First, 998 offers are time-sensitive. The person who receives the offer must respond in writing to the person who made the offer. In California, anyone can make a 998 offer in state court up to 10 days before the trial for the case is scheduled to begin.
A 998 offer’s purpose is to encourage early settlement of your case. The recipient of a 998 offer will need to consider whether the offer is better than the result they should expect to receive in a trial.
If a plaintiff does not accept a defendant’s 998 offer, then the defendant’s attorney can ask the judge for the cost of expert witness fees and other litigation costs that usually cannot be recovered. On rare occasions, this may also include attorney’s fees.
Alternatively, a plaintiff can make a 998 demand that may result in the defendant paying for expert witness fees – and for attorney’s fees in rare cases. Again, a 998 offer is meant to encourage early settlement of the case, which would lead to fewer expenses than moving forward with a trial involving expert witnesses. Watch the video to learn more.

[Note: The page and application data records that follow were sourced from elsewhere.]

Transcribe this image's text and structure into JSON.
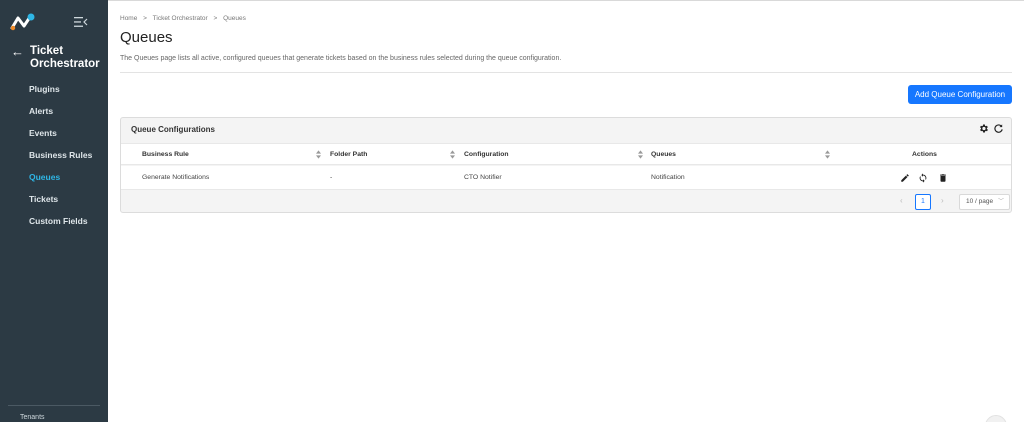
{
  "sidebar": {
    "app_title": "Ticket Orchestrator",
    "items": [
      {
        "label": "Plugins"
      },
      {
        "label": "Alerts"
      },
      {
        "label": "Events"
      },
      {
        "label": "Business Rules"
      },
      {
        "label": "Queues",
        "active": true
      },
      {
        "label": "Tickets"
      },
      {
        "label": "Custom Fields"
      }
    ],
    "footer_label": "Tenants"
  },
  "breadcrumb": [
    "Home",
    "Ticket Orchestrator",
    "Queues"
  ],
  "breadcrumb_sep": ">",
  "page": {
    "title": "Queues",
    "description": "The Queues page lists all active, configured queues that generate tickets based on the business rules selected during the queue configuration."
  },
  "toolbar": {
    "add_label": "Add Queue Configuration"
  },
  "panel": {
    "title": "Queue Configurations",
    "columns": [
      "Business Rule",
      "Folder Path",
      "Configuration",
      "Queues",
      "Actions"
    ],
    "rows": [
      [
        "Generate Notifications",
        "-",
        "CTO Notifier",
        "Notification"
      ]
    ]
  },
  "pagination": {
    "current_page": "1",
    "page_size": "10 / page"
  },
  "colors": {
    "sidebar_bg": "#2c3a44",
    "accent": "#1677ff",
    "active_nav": "#2eb6e6"
  },
  "icons": [
    "menu-fold-icon",
    "arrow-left-icon",
    "gear-icon",
    "refresh-icon",
    "sort-icon",
    "edit-icon",
    "sync-icon",
    "delete-icon",
    "chevron-down-icon"
  ]
}
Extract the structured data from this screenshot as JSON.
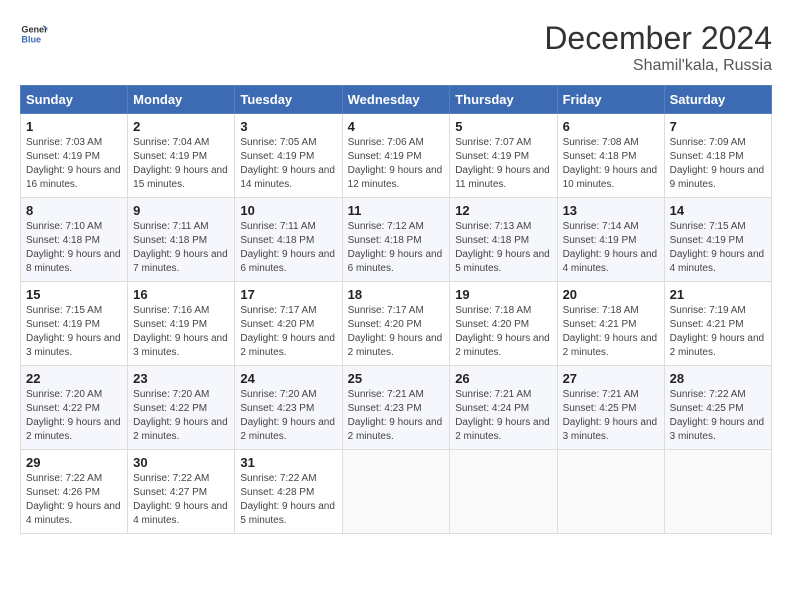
{
  "header": {
    "logo_line1": "General",
    "logo_line2": "Blue",
    "title": "December 2024",
    "subtitle": "Shamil'kala, Russia"
  },
  "weekdays": [
    "Sunday",
    "Monday",
    "Tuesday",
    "Wednesday",
    "Thursday",
    "Friday",
    "Saturday"
  ],
  "weeks": [
    [
      {
        "day": "1",
        "sunrise": "Sunrise: 7:03 AM",
        "sunset": "Sunset: 4:19 PM",
        "daylight": "Daylight: 9 hours and 16 minutes."
      },
      {
        "day": "2",
        "sunrise": "Sunrise: 7:04 AM",
        "sunset": "Sunset: 4:19 PM",
        "daylight": "Daylight: 9 hours and 15 minutes."
      },
      {
        "day": "3",
        "sunrise": "Sunrise: 7:05 AM",
        "sunset": "Sunset: 4:19 PM",
        "daylight": "Daylight: 9 hours and 14 minutes."
      },
      {
        "day": "4",
        "sunrise": "Sunrise: 7:06 AM",
        "sunset": "Sunset: 4:19 PM",
        "daylight": "Daylight: 9 hours and 12 minutes."
      },
      {
        "day": "5",
        "sunrise": "Sunrise: 7:07 AM",
        "sunset": "Sunset: 4:19 PM",
        "daylight": "Daylight: 9 hours and 11 minutes."
      },
      {
        "day": "6",
        "sunrise": "Sunrise: 7:08 AM",
        "sunset": "Sunset: 4:18 PM",
        "daylight": "Daylight: 9 hours and 10 minutes."
      },
      {
        "day": "7",
        "sunrise": "Sunrise: 7:09 AM",
        "sunset": "Sunset: 4:18 PM",
        "daylight": "Daylight: 9 hours and 9 minutes."
      }
    ],
    [
      {
        "day": "8",
        "sunrise": "Sunrise: 7:10 AM",
        "sunset": "Sunset: 4:18 PM",
        "daylight": "Daylight: 9 hours and 8 minutes."
      },
      {
        "day": "9",
        "sunrise": "Sunrise: 7:11 AM",
        "sunset": "Sunset: 4:18 PM",
        "daylight": "Daylight: 9 hours and 7 minutes."
      },
      {
        "day": "10",
        "sunrise": "Sunrise: 7:11 AM",
        "sunset": "Sunset: 4:18 PM",
        "daylight": "Daylight: 9 hours and 6 minutes."
      },
      {
        "day": "11",
        "sunrise": "Sunrise: 7:12 AM",
        "sunset": "Sunset: 4:18 PM",
        "daylight": "Daylight: 9 hours and 6 minutes."
      },
      {
        "day": "12",
        "sunrise": "Sunrise: 7:13 AM",
        "sunset": "Sunset: 4:18 PM",
        "daylight": "Daylight: 9 hours and 5 minutes."
      },
      {
        "day": "13",
        "sunrise": "Sunrise: 7:14 AM",
        "sunset": "Sunset: 4:19 PM",
        "daylight": "Daylight: 9 hours and 4 minutes."
      },
      {
        "day": "14",
        "sunrise": "Sunrise: 7:15 AM",
        "sunset": "Sunset: 4:19 PM",
        "daylight": "Daylight: 9 hours and 4 minutes."
      }
    ],
    [
      {
        "day": "15",
        "sunrise": "Sunrise: 7:15 AM",
        "sunset": "Sunset: 4:19 PM",
        "daylight": "Daylight: 9 hours and 3 minutes."
      },
      {
        "day": "16",
        "sunrise": "Sunrise: 7:16 AM",
        "sunset": "Sunset: 4:19 PM",
        "daylight": "Daylight: 9 hours and 3 minutes."
      },
      {
        "day": "17",
        "sunrise": "Sunrise: 7:17 AM",
        "sunset": "Sunset: 4:20 PM",
        "daylight": "Daylight: 9 hours and 2 minutes."
      },
      {
        "day": "18",
        "sunrise": "Sunrise: 7:17 AM",
        "sunset": "Sunset: 4:20 PM",
        "daylight": "Daylight: 9 hours and 2 minutes."
      },
      {
        "day": "19",
        "sunrise": "Sunrise: 7:18 AM",
        "sunset": "Sunset: 4:20 PM",
        "daylight": "Daylight: 9 hours and 2 minutes."
      },
      {
        "day": "20",
        "sunrise": "Sunrise: 7:18 AM",
        "sunset": "Sunset: 4:21 PM",
        "daylight": "Daylight: 9 hours and 2 minutes."
      },
      {
        "day": "21",
        "sunrise": "Sunrise: 7:19 AM",
        "sunset": "Sunset: 4:21 PM",
        "daylight": "Daylight: 9 hours and 2 minutes."
      }
    ],
    [
      {
        "day": "22",
        "sunrise": "Sunrise: 7:20 AM",
        "sunset": "Sunset: 4:22 PM",
        "daylight": "Daylight: 9 hours and 2 minutes."
      },
      {
        "day": "23",
        "sunrise": "Sunrise: 7:20 AM",
        "sunset": "Sunset: 4:22 PM",
        "daylight": "Daylight: 9 hours and 2 minutes."
      },
      {
        "day": "24",
        "sunrise": "Sunrise: 7:20 AM",
        "sunset": "Sunset: 4:23 PM",
        "daylight": "Daylight: 9 hours and 2 minutes."
      },
      {
        "day": "25",
        "sunrise": "Sunrise: 7:21 AM",
        "sunset": "Sunset: 4:23 PM",
        "daylight": "Daylight: 9 hours and 2 minutes."
      },
      {
        "day": "26",
        "sunrise": "Sunrise: 7:21 AM",
        "sunset": "Sunset: 4:24 PM",
        "daylight": "Daylight: 9 hours and 2 minutes."
      },
      {
        "day": "27",
        "sunrise": "Sunrise: 7:21 AM",
        "sunset": "Sunset: 4:25 PM",
        "daylight": "Daylight: 9 hours and 3 minutes."
      },
      {
        "day": "28",
        "sunrise": "Sunrise: 7:22 AM",
        "sunset": "Sunset: 4:25 PM",
        "daylight": "Daylight: 9 hours and 3 minutes."
      }
    ],
    [
      {
        "day": "29",
        "sunrise": "Sunrise: 7:22 AM",
        "sunset": "Sunset: 4:26 PM",
        "daylight": "Daylight: 9 hours and 4 minutes."
      },
      {
        "day": "30",
        "sunrise": "Sunrise: 7:22 AM",
        "sunset": "Sunset: 4:27 PM",
        "daylight": "Daylight: 9 hours and 4 minutes."
      },
      {
        "day": "31",
        "sunrise": "Sunrise: 7:22 AM",
        "sunset": "Sunset: 4:28 PM",
        "daylight": "Daylight: 9 hours and 5 minutes."
      },
      null,
      null,
      null,
      null
    ]
  ]
}
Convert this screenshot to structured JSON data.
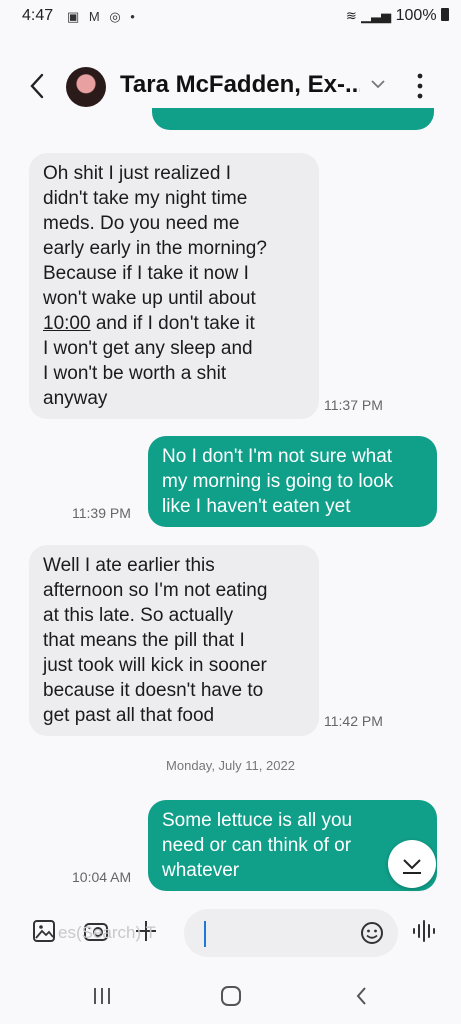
{
  "status_bar": {
    "time": "4:47",
    "battery": "100%"
  },
  "header": {
    "contact_name": "Tara McFadden, Ex-..."
  },
  "messages": [
    {
      "dir": "in",
      "lines": [
        "Oh shit I just realized I",
        "didn't take my night time",
        "meds. Do you need me",
        "early early in the morning?",
        "Because if I take it now I",
        "won't wake up until about",
        "10:00|and if I don't take it",
        "I won't get any sleep and",
        "I won't be worth a shit",
        "anyway"
      ],
      "time": "11:37 PM"
    },
    {
      "dir": "out",
      "lines": [
        "No I don't I'm not sure what",
        "my morning is going to look",
        "like I haven't eaten yet"
      ],
      "time": "11:39 PM"
    },
    {
      "dir": "in",
      "lines": [
        "Well I ate earlier this",
        "afternoon so I'm not eating",
        "at this late. So actually",
        "that means the pill that I",
        "just took will kick in sooner",
        "because it doesn't have to",
        "get past all that food"
      ],
      "time": "11:42 PM"
    },
    {
      "dir": "out",
      "lines": [
        "Some lettuce is all you",
        "need or can think of or",
        "whatever"
      ],
      "time": "10:04 AM"
    }
  ],
  "date_separator": "Monday, July 11, 2022",
  "composer": {
    "hint": "es(Search) T"
  }
}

If you have additional questions about 998 offers, I want you to call me at (559) 702-5124. I welcome your call. Visit our educational website at www.NunesLaw.com for more videos and media content from our law firm.